[Saved data entries]
[Start of Attachment]

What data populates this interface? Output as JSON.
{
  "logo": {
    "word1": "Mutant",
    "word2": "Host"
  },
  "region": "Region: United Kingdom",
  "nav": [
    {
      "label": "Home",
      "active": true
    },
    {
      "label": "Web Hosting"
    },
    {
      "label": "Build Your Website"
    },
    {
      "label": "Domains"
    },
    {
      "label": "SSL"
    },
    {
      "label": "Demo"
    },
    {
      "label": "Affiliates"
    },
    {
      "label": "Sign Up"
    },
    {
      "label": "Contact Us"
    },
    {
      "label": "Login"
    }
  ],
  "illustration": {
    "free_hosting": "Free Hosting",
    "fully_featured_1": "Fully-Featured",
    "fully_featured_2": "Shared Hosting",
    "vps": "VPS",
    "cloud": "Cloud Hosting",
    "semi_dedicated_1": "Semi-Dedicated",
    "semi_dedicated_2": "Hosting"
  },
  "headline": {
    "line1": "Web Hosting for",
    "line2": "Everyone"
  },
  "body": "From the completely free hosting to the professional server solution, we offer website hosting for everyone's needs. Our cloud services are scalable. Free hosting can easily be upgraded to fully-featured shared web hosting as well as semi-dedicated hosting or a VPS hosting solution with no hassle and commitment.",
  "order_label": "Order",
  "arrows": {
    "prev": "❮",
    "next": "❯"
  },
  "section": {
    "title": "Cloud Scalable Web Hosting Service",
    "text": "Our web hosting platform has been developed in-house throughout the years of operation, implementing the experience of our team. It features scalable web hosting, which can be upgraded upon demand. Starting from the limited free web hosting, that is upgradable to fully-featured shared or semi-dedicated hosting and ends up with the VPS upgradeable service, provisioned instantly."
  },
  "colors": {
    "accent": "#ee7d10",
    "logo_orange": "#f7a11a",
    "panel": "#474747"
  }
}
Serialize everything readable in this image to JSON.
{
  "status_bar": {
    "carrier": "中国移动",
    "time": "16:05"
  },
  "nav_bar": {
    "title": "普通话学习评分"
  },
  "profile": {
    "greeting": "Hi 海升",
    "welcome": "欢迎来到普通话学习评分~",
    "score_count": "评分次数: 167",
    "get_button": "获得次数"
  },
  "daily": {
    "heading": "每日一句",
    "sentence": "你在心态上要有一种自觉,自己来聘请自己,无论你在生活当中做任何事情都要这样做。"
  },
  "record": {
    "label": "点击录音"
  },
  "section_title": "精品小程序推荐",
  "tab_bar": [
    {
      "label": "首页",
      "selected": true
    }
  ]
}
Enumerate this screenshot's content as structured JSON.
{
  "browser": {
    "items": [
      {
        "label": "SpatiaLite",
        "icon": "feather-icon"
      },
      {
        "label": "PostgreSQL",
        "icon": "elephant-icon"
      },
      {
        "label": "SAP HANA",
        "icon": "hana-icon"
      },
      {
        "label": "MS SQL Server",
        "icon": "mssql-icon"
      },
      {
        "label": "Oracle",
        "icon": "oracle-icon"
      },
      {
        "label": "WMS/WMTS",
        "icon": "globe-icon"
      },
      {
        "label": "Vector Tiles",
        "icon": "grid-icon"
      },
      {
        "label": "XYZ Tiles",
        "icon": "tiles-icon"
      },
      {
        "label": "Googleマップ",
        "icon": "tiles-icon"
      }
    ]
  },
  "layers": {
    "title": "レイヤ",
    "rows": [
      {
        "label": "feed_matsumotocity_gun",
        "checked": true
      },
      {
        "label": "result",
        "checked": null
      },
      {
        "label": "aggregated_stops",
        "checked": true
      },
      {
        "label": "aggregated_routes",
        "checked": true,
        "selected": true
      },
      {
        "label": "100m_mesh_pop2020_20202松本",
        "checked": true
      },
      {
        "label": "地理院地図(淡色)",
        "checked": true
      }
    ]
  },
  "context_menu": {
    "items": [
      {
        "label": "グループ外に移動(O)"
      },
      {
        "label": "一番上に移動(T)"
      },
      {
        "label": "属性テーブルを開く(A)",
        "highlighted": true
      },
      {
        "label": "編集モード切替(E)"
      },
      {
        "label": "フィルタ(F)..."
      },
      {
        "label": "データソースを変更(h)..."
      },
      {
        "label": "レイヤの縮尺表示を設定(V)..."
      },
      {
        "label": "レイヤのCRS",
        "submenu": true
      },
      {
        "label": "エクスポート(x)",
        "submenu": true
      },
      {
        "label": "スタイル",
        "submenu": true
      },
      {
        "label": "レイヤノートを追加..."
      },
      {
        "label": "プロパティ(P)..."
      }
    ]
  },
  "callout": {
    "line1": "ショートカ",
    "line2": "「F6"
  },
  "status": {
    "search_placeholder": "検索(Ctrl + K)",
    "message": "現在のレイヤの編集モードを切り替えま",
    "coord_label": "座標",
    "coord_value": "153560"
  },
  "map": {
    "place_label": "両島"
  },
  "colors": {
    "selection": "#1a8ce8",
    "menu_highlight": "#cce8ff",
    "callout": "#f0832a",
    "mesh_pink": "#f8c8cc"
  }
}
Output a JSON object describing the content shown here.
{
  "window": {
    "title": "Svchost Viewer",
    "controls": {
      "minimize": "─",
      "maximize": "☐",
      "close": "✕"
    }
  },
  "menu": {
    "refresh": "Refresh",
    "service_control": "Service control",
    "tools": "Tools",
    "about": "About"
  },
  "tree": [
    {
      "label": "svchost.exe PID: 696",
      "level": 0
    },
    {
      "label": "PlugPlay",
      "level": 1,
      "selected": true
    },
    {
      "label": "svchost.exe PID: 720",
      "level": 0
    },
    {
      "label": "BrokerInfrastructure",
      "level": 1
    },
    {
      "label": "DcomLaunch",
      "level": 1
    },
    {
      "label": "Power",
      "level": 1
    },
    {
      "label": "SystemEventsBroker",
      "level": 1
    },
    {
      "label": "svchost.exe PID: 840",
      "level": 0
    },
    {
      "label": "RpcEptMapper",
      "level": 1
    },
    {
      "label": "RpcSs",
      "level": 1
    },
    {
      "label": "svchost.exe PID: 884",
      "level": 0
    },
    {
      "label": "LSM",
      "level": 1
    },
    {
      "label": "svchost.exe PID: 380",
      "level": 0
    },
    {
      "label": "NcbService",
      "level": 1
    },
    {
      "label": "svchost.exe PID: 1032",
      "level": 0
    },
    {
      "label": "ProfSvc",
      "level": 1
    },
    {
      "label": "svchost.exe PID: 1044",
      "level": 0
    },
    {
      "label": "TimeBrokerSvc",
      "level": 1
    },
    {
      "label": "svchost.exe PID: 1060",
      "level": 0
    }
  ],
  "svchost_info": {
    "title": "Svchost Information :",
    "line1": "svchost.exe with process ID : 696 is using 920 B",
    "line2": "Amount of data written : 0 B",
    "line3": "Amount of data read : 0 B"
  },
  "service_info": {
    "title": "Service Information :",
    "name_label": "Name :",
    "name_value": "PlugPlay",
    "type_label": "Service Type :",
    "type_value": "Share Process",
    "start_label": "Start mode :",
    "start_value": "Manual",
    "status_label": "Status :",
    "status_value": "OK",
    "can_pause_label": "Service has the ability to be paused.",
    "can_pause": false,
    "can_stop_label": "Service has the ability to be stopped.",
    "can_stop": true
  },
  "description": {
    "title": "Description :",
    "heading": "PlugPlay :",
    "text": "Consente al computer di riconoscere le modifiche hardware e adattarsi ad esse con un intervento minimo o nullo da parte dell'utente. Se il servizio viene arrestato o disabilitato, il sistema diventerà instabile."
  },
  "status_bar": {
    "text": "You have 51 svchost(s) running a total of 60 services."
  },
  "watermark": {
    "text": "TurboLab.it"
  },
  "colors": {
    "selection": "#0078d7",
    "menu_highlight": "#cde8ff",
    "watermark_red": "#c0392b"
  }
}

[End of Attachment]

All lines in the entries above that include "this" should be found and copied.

What data populates this interface? Output as JSON.
Serialize everything readable in this image to JSON.
Enumerate this screenshot's content as structured JSON.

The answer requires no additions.